Public Advocate receives honorary doctorate from RMIT University: Acceptance speech
Friday 18 May, 2018
Professor Paul Gough, distinguished members of the University, fellow graduates, family and friends. I am grateful for the honour you have bestowed on me by awarding this honorary doctorate in the field of Social Science.
I dedicate my award to my great grandmother, Annie Ralph, an Aboriginal Australian from the Yuin mob who lived in Nambucca Heads in northern NSW.
From the late 1800s, successive NSW Ministers for Education and Education Boards instructed schools to remove Aboriginal children from school if non-Aboriginal parents complained. In 1915, Aboriginal children, including Annie’s, were excluded from the Nambucca Heads School.
Incensed, and determined to fight this injustice, Annie demanded the children’s re-admission. On a visit to the Education Department she asked why she should allow her eldest son to fight for Australia in the First World War when his siblings were not allowed to go to the public school. She never gave up the fight for justice for her children and, some years later, her children won the right to be readmitted to school.
In the 100 years since these events took place, much has changed in our thinking about the role and place of education.
Today, RMIT champions inclusion and diversity, understanding the benefits of an inclusive multicultural student body and workforce. It understands how fair treatment and equal access to opportunity creates successful and engaged students and staff. RMIT also values the unique culture and contribution of Aboriginal and Torres Strait Islander people, welcoming and encouraging their participation and contribution.
RMIT embraces the challenge of helping to shape the world through its distinctive educational approach. It is making a difference to how we see the world around us.
In accepting this award, I pay tribute to my colleagues at the Office of the Public Advocate, the fierce human rights advocates I have worked with for more than 30 years and the hundreds of volunteers who work with my office. Their collective courage and dream of a better world continues to inspire me to fight for justice in a world that is increasingly characterised by inequality and injustice.
As Margaret Mead famously said, “Never doubt that a small group of thoughtful, committed citizens can change the world; indeed, it’s the only thing that ever has.”
As Victoria’s Public Advocate, a key focus of my work has been advocating for the human rights of people with a disability, particularly in regards to the unacceptably high levels of violence they experience. I believe that two of the most pressing human rights issues for people with disability are fighting abuse and removing the significant barriers to access justice. Abuse is often hidden, underreported, and rarely investigated. Only a few cases reach court, and an even smaller number result in a successful prosecution.
Like my great grandmother, my life has been shaped by an unshakeable belief in the right to be treated with dignity and respect, regardless of ethnicity, religion, sexual orientation, ability or beliefs. The struggle for a better and more sustainable world isn’t easy and there are days when I feel overwhelmed but I am sustained by my dream of a fair and just society, my belief that change is possible, that justice will prevail, and dignity without discrimination can be achieved.

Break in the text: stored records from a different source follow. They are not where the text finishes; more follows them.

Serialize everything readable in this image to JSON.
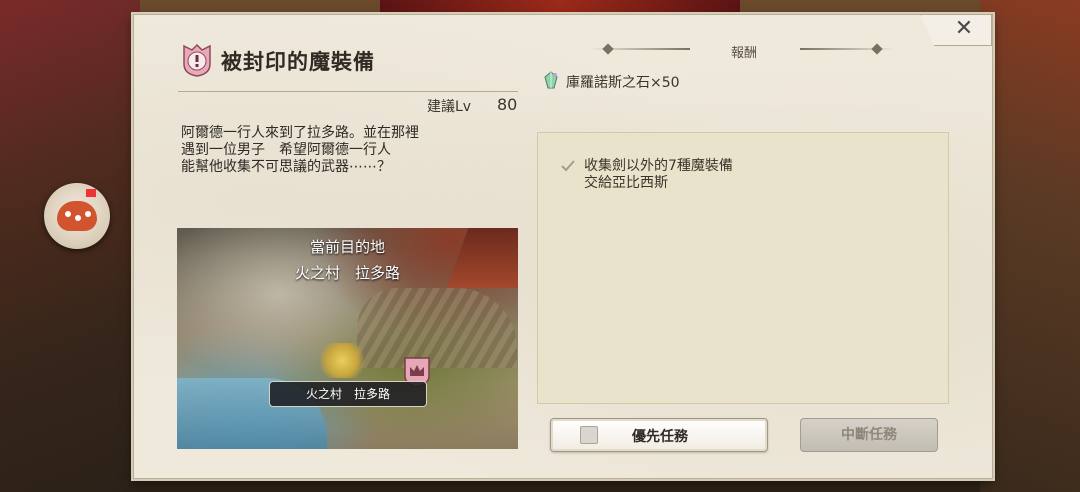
{
  "quest": {
    "title": "被封印的魔裝備",
    "level_label": "建議Lv",
    "level_value": "80",
    "description": "阿爾德一行人來到了拉多路。並在那裡\n遇到一位男子　希望阿爾德一行人\n能幫他收集不可思議的武器⋯⋯？"
  },
  "map": {
    "destination_label": "當前目的地",
    "destination_name": "火之村　拉多路",
    "pin_label": "火之村　拉多路"
  },
  "reward": {
    "header": "報酬",
    "item_text": "庫羅諾斯之石×50"
  },
  "objective": {
    "text": "收集劍以外的7種魔裝備\n交給亞比西斯"
  },
  "buttons": {
    "priority_label": "優先任務",
    "abort_label": "中斷任務",
    "close_label": "✕"
  },
  "colors": {
    "panel_bg": "#efe9dc",
    "objective_bg": "#e9e3cb",
    "quest_icon_pink": "#e8a9b8",
    "disabled_button": "#c8c3b8"
  },
  "icons": {
    "quest": "exclamation-shield-icon",
    "reward_item": "crystal-icon",
    "check": "check-icon",
    "map_marker": "crown-marker-icon",
    "close": "close-icon"
  }
}
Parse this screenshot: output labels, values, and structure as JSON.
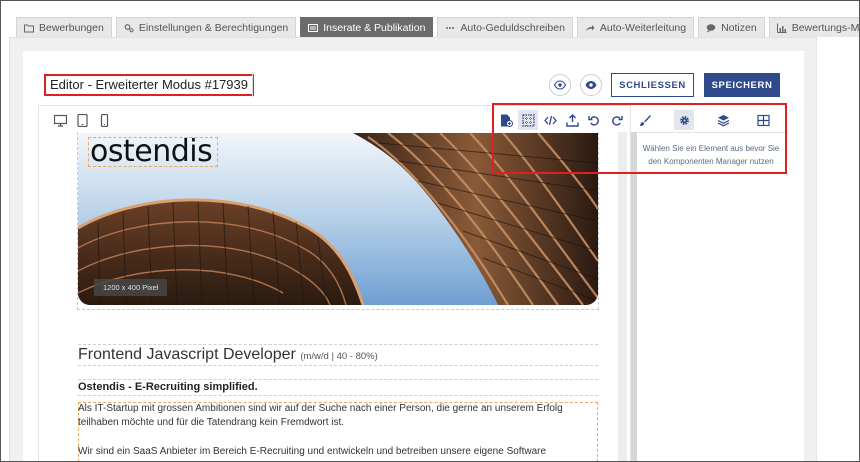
{
  "tabs": [
    {
      "label": "Bewerbungen",
      "icon": "folder-icon",
      "active": false
    },
    {
      "label": "Einstellungen & Berechtigungen",
      "icon": "gears-icon",
      "active": false
    },
    {
      "label": "Inserate & Publikation",
      "icon": "newspaper-icon",
      "active": true
    },
    {
      "label": "Auto-Geduldschreiben",
      "icon": "dots-icon",
      "active": false
    },
    {
      "label": "Auto-Weiterleitung",
      "icon": "share-icon",
      "active": false
    },
    {
      "label": "Notizen",
      "icon": "comment-icon",
      "active": false
    },
    {
      "label": "Bewertungs-Matrix",
      "icon": "bar-chart-icon",
      "active": false
    }
  ],
  "editor": {
    "title": "Editor - Erweiterter Modus #17939",
    "close_label": "SCHLIESSEN",
    "save_label": "SPEICHERN"
  },
  "side_panel": {
    "message": "Wählen Sie ein Element aus bevor Sie den Komponenten Manager nutzen"
  },
  "content": {
    "logo": "ostendis",
    "image_size": "1200 x 400 Pixel",
    "job_title": "Frontend Javascript Developer",
    "job_meta": "(m/w/d | 40 - 80%)",
    "company": "Ostendis - E-Recruiting simplified.",
    "paragraph1": "Als IT-Startup mit grossen Ambitionen sind wir auf der Suche nach einer Person, die gerne an unserem Erfolg teilhaben möchte und für die Tatendrang kein Fremdwort ist.",
    "paragraph2": "Wir sind ein SaaS Anbieter im Bereich E-Recruiting und entwickeln und betreiben unsere eigene Software"
  },
  "colors": {
    "accent": "#2e4a8c",
    "highlight": "#e02020",
    "active_tab": "#6b6b6b"
  }
}
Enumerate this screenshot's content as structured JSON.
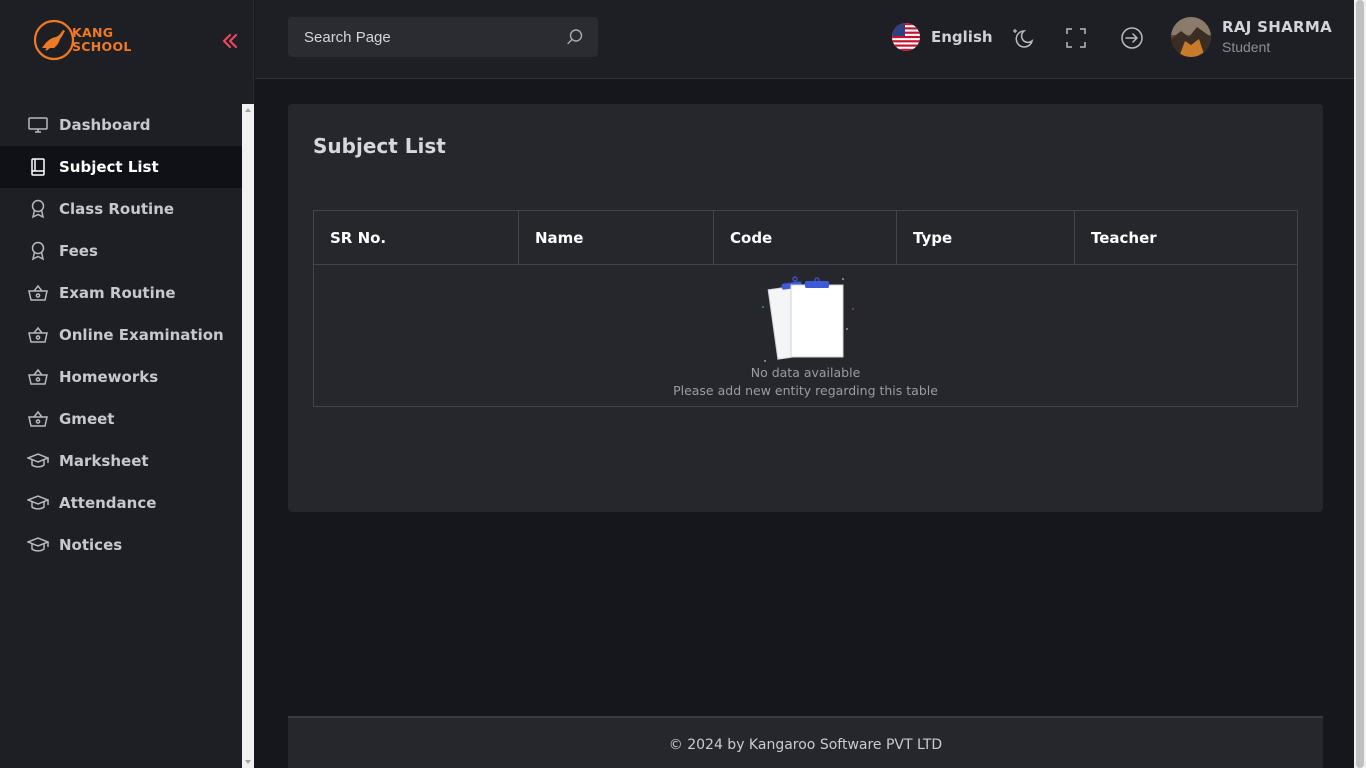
{
  "brand": {
    "line1": "KANG",
    "line2": "SCHOOL",
    "accent": "#f07a24"
  },
  "sidebar": {
    "items": [
      {
        "label": "Dashboard",
        "icon": "monitor-icon",
        "active": false
      },
      {
        "label": "Subject List",
        "icon": "book-icon",
        "active": true
      },
      {
        "label": "Class Routine",
        "icon": "award-icon",
        "active": false
      },
      {
        "label": "Fees",
        "icon": "award-icon",
        "active": false
      },
      {
        "label": "Exam Routine",
        "icon": "basket-icon",
        "active": false
      },
      {
        "label": "Online Examination",
        "icon": "basket-icon",
        "active": false
      },
      {
        "label": "Homeworks",
        "icon": "basket-icon",
        "active": false
      },
      {
        "label": "Gmeet",
        "icon": "basket-icon",
        "active": false
      },
      {
        "label": "Marksheet",
        "icon": "graduation-cap-icon",
        "active": false
      },
      {
        "label": "Attendance",
        "icon": "graduation-cap-icon",
        "active": false
      },
      {
        "label": "Notices",
        "icon": "graduation-cap-icon",
        "active": false
      }
    ]
  },
  "header": {
    "search_placeholder": "Search Page",
    "language": "English",
    "user": {
      "name": "RAJ SHARMA",
      "role": "Student"
    }
  },
  "main": {
    "title": "Subject List",
    "table": {
      "columns": [
        "SR No.",
        "Name",
        "Code",
        "Type",
        "Teacher"
      ],
      "rows": [],
      "empty_title": "No data available",
      "empty_sub": "Please add new entity regarding this table"
    }
  },
  "footer": {
    "text": "© 2024 by Kangaroo Software PVT LTD"
  }
}
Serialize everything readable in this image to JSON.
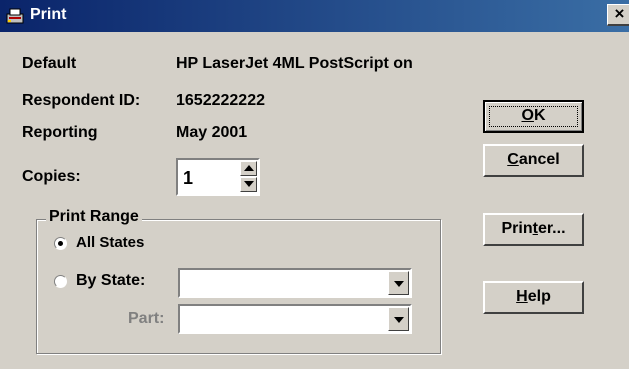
{
  "window": {
    "title": "Print",
    "close_glyph": "×"
  },
  "info": {
    "default_label": "Default",
    "default_value": "HP LaserJet 4ML PostScript on",
    "respondent_label": "Respondent ID:",
    "respondent_value": "1652222222",
    "reporting_label": "Reporting",
    "reporting_value": "May 2001"
  },
  "copies": {
    "label": "Copies:",
    "value": "1"
  },
  "buttons": {
    "ok_prefix": "",
    "ok_hotkey": "O",
    "ok_suffix": "K",
    "cancel_prefix": "",
    "cancel_hotkey": "C",
    "cancel_suffix": "ancel",
    "printer_prefix": "Prin",
    "printer_hotkey": "t",
    "printer_suffix": "er...",
    "help_prefix": "",
    "help_hotkey": "H",
    "help_suffix": "elp"
  },
  "print_range": {
    "title": "Print Range",
    "all_states_label": "All States",
    "by_state_label": "By State:",
    "part_label": "Part:",
    "selected": "All States",
    "state_value": "",
    "part_value": ""
  },
  "colors": {
    "face": "#d4d0c8",
    "titlebar_start": "#0a246a",
    "titlebar_end": "#3a6ea5",
    "disabled_text": "#808080"
  }
}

My work has reinforced my conviction of the need for a fundamental change in the community services sector. There is no longer a place for a welfare model that fosters a culture of dependency, management and treatment. In its place, we need a human rights paradigm that demands equal rights, equal opportunity and equal access for all people and empowers us with the knowledge that our rights must be recognised and cherished.
Human rights can seem far removed from our everyday lives. I don’t see it that way. For me, it is about every person being important and precious and treated with dignity and respect. It’s about being treated fairly and treating others fairly, and having the ability to make choices about our own life. It is about celebrating difference and recognising the value of inclusion in all aspects of life.
To my fellow graduates, congratulations on obtaining your degree. I know some of you feel trepidation about your future, I know I did.
As you move onto the next stage in your life’s journey, I encourage you to become lifelong learners, using the rich knowledge you have gained throughout your degree as a springboard for finding something you love doing. Apply yourself and be determined to aim high in your chosen field of endeavour.
Dream big and show imagination. Be courageous and take risks, knowing that you will fail often. But if you can put your fear of failure behind you, work hard and never give up on your goals, you will have the chance to triumph over your fears and succeed beyond your dreams.
Remember who you are and believe in your own dignity and worth. Respect others and advocate for the rights of others. Your actions and choices in life have consequences, so choose wisely, act with heart and courage, and believe you have the power to succeed.
I wish you all the best as you take your next step into the future. Thank you.